• Input records:
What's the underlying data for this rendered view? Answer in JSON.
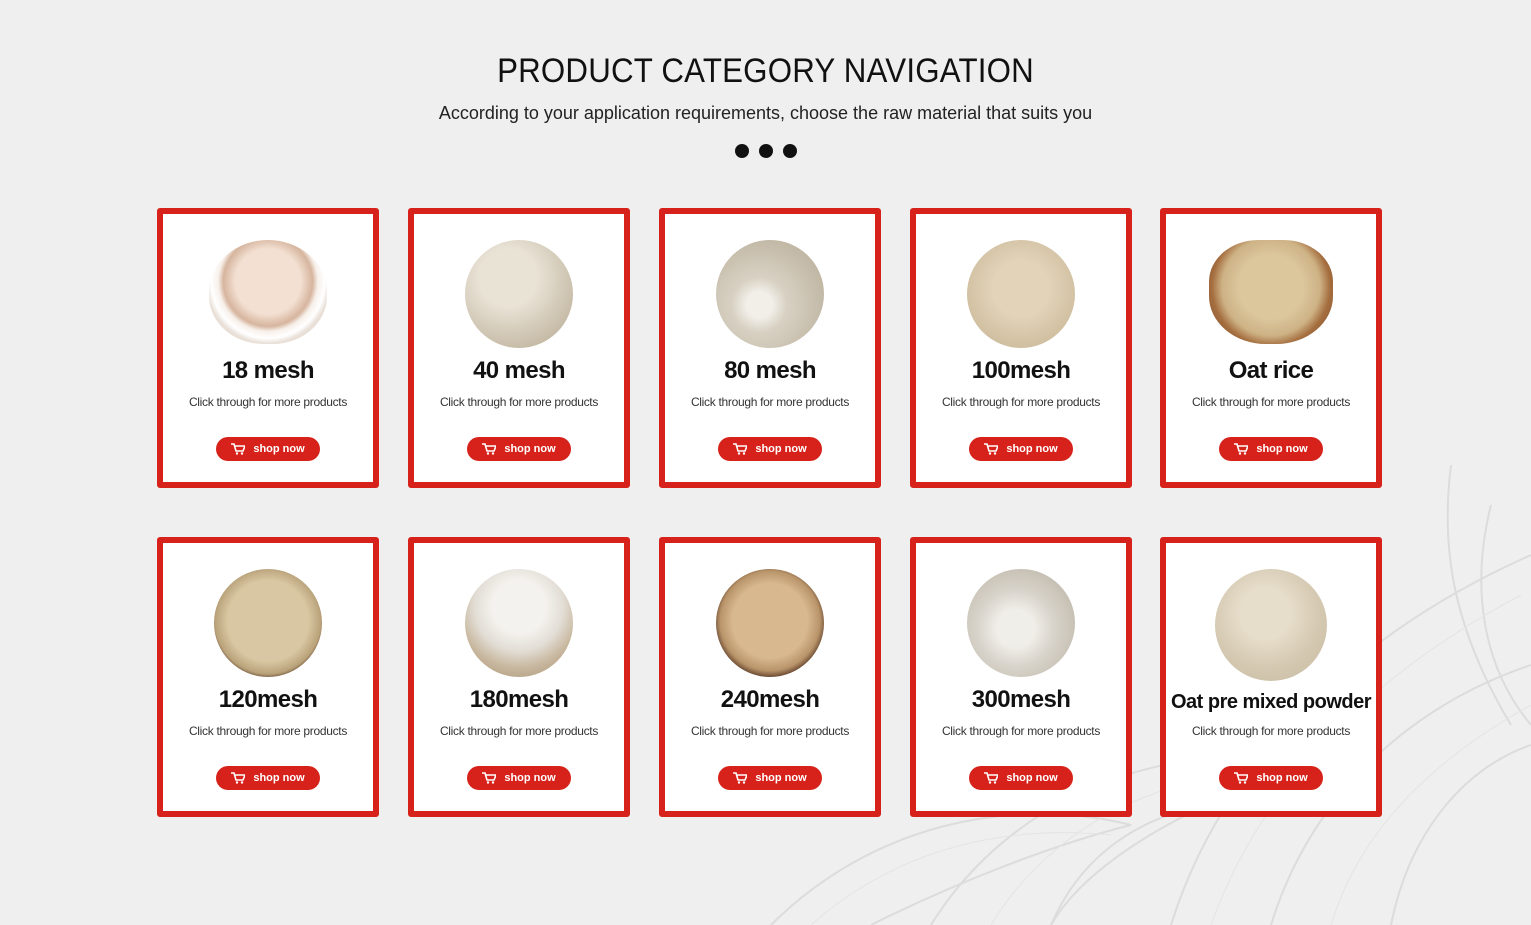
{
  "header": {
    "title": "PRODUCT CATEGORY NAVIGATION",
    "subtitle": "According to your application requirements, choose the raw material that suits you"
  },
  "colors": {
    "accent": "#d6221a",
    "background": "#efefef",
    "card": "#ffffff"
  },
  "products": [
    {
      "name": "18 mesh",
      "desc": "Click through for more products",
      "button": "shop now",
      "icon": "cart-icon"
    },
    {
      "name": "40 mesh",
      "desc": "Click through for more products",
      "button": "shop now",
      "icon": "cart-icon"
    },
    {
      "name": "80 mesh",
      "desc": "Click through for more products",
      "button": "shop now",
      "icon": "cart-icon"
    },
    {
      "name": "100mesh",
      "desc": "Click through for more products",
      "button": "shop now",
      "icon": "cart-icon"
    },
    {
      "name": "Oat rice",
      "desc": "Click through for more products",
      "button": "shop now",
      "icon": "cart-icon"
    },
    {
      "name": "120mesh",
      "desc": "Click through for more products",
      "button": "shop now",
      "icon": "cart-icon"
    },
    {
      "name": "180mesh",
      "desc": "Click through for more products",
      "button": "shop now",
      "icon": "cart-icon"
    },
    {
      "name": "240mesh",
      "desc": "Click through for more products",
      "button": "shop now",
      "icon": "cart-icon"
    },
    {
      "name": "300mesh",
      "desc": "Click through for more products",
      "button": "shop now",
      "icon": "cart-icon"
    },
    {
      "name": "Oat pre mixed powder",
      "desc": "Click through for more products",
      "button": "shop now",
      "icon": "cart-icon"
    }
  ]
}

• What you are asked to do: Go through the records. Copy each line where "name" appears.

• Exercise response:
      "name": "18 mesh",
      "name": "40 mesh",
      "name": "80 mesh",
      "name": "100mesh",
      "name": "Oat rice",
      "name": "120mesh",
      "name": "180mesh",
      "name": "240mesh",
      "name": "300mesh",
      "name": "Oat pre mixed powder",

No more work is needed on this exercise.